EXERCISE DIRECTIONS – Check each line of the material below for "Flags", then copy the ones that contain it.

MATERIAL SHOWN –

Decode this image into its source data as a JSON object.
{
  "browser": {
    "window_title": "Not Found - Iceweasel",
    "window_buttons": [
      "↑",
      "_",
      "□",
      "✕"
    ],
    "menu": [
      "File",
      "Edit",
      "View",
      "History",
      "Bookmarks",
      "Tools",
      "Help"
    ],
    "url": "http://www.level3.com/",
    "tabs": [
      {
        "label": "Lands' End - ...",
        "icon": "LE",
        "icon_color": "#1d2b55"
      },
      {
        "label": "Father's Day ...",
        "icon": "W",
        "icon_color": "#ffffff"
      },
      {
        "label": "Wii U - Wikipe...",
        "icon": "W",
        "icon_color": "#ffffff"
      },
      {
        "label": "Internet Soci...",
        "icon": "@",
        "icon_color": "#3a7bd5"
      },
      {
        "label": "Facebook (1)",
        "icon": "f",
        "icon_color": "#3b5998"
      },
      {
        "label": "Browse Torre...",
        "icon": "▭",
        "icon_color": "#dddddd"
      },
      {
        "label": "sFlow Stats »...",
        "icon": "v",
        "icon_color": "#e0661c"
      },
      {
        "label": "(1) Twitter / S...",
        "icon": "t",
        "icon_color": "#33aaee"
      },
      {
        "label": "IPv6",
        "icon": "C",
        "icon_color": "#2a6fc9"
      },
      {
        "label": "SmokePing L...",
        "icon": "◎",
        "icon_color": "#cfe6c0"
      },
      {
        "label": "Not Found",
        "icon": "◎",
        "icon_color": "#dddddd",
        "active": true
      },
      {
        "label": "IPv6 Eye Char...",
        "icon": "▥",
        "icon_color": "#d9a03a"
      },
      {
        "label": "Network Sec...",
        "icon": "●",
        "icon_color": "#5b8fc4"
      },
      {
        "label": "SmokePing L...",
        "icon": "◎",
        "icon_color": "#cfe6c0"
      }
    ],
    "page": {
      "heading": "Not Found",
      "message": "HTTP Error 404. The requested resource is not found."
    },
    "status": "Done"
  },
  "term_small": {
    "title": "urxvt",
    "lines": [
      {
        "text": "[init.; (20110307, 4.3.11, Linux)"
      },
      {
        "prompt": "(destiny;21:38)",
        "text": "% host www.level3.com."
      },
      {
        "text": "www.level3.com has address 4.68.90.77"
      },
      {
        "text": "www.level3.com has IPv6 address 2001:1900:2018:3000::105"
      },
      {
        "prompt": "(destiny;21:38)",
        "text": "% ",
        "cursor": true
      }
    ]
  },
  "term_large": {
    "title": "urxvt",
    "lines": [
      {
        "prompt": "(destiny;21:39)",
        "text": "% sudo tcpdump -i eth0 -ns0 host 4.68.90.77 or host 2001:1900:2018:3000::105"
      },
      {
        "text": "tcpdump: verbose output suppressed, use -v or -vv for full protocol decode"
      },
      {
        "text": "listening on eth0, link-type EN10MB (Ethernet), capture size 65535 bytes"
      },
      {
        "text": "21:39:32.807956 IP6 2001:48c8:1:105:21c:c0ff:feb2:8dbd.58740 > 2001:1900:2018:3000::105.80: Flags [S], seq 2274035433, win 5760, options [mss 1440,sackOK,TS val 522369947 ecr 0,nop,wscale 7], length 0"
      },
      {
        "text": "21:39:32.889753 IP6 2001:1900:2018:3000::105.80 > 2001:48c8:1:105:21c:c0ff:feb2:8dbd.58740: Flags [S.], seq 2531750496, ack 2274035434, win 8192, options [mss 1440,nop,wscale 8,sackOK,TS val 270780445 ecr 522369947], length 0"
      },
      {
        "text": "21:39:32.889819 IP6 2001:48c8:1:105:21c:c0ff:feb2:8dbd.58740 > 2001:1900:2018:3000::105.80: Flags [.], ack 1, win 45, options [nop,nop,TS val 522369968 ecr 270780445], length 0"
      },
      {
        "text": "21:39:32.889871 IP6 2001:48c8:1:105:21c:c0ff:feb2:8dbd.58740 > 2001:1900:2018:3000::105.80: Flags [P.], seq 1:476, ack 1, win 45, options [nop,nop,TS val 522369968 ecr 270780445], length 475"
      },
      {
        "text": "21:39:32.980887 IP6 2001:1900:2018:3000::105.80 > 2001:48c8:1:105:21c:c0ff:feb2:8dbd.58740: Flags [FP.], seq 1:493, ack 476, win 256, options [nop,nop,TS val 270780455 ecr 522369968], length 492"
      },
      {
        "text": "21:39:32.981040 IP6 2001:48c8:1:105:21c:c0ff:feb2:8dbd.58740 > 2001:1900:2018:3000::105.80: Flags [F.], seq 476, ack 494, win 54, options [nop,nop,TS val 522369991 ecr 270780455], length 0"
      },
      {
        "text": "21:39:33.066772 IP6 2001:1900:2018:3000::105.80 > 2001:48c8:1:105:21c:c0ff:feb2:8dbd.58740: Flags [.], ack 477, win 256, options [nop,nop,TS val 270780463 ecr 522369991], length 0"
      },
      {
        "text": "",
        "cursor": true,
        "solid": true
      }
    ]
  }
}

WRITTEN REPLY –
        "text": "21:39:32.807956 IP6 2001:48c8:1:105:21c:c0ff:feb2:8dbd.58740 > 2001:1900:2018:3000::105.80: Flags [S], seq 2274035433, win 5760, options [mss 1440,sackOK,TS val 522369947 ecr 0,nop,wscale 7], length 0"
        "text": "21:39:32.889753 IP6 2001:1900:2018:3000::105.80 > 2001:48c8:1:105:21c:c0ff:feb2:8dbd.58740: Flags [S.], seq 2531750496, ack 2274035434, win 8192, options [mss 1440,nop,wscale 8,sackOK,TS val 270780445 ecr 522369947], length 0"
        "text": "21:39:32.889819 IP6 2001:48c8:1:105:21c:c0ff:feb2:8dbd.58740 > 2001:1900:2018:3000::105.80: Flags [.], ack 1, win 45, options [nop,nop,TS val 522369968 ecr 270780445], length 0"
        "text": "21:39:32.889871 IP6 2001:48c8:1:105:21c:c0ff:feb2:8dbd.58740 > 2001:1900:2018:3000::105.80: Flags [P.], seq 1:476, ack 1, win 45, options [nop,nop,TS val 522369968 ecr 270780445], length 475"
        "text": "21:39:32.980887 IP6 2001:1900:2018:3000::105.80 > 2001:48c8:1:105:21c:c0ff:feb2:8dbd.58740: Flags [FP.], seq 1:493, ack 476, win 256, options [nop,nop,TS val 270780455 ecr 522369968], length 492"
        "text": "21:39:32.981040 IP6 2001:48c8:1:105:21c:c0ff:feb2:8dbd.58740 > 2001:1900:2018:3000::105.80: Flags [F.], seq 476, ack 494, win 54, options [nop,nop,TS val 522369991 ecr 270780455], length 0"
        "text": "21:39:33.066772 IP6 2001:1900:2018:3000::105.80 > 2001:48c8:1:105:21c:c0ff:feb2:8dbd.58740: Flags [.], ack 477, win 256, options [nop,nop,TS val 270780463 ecr 522369991], length 0"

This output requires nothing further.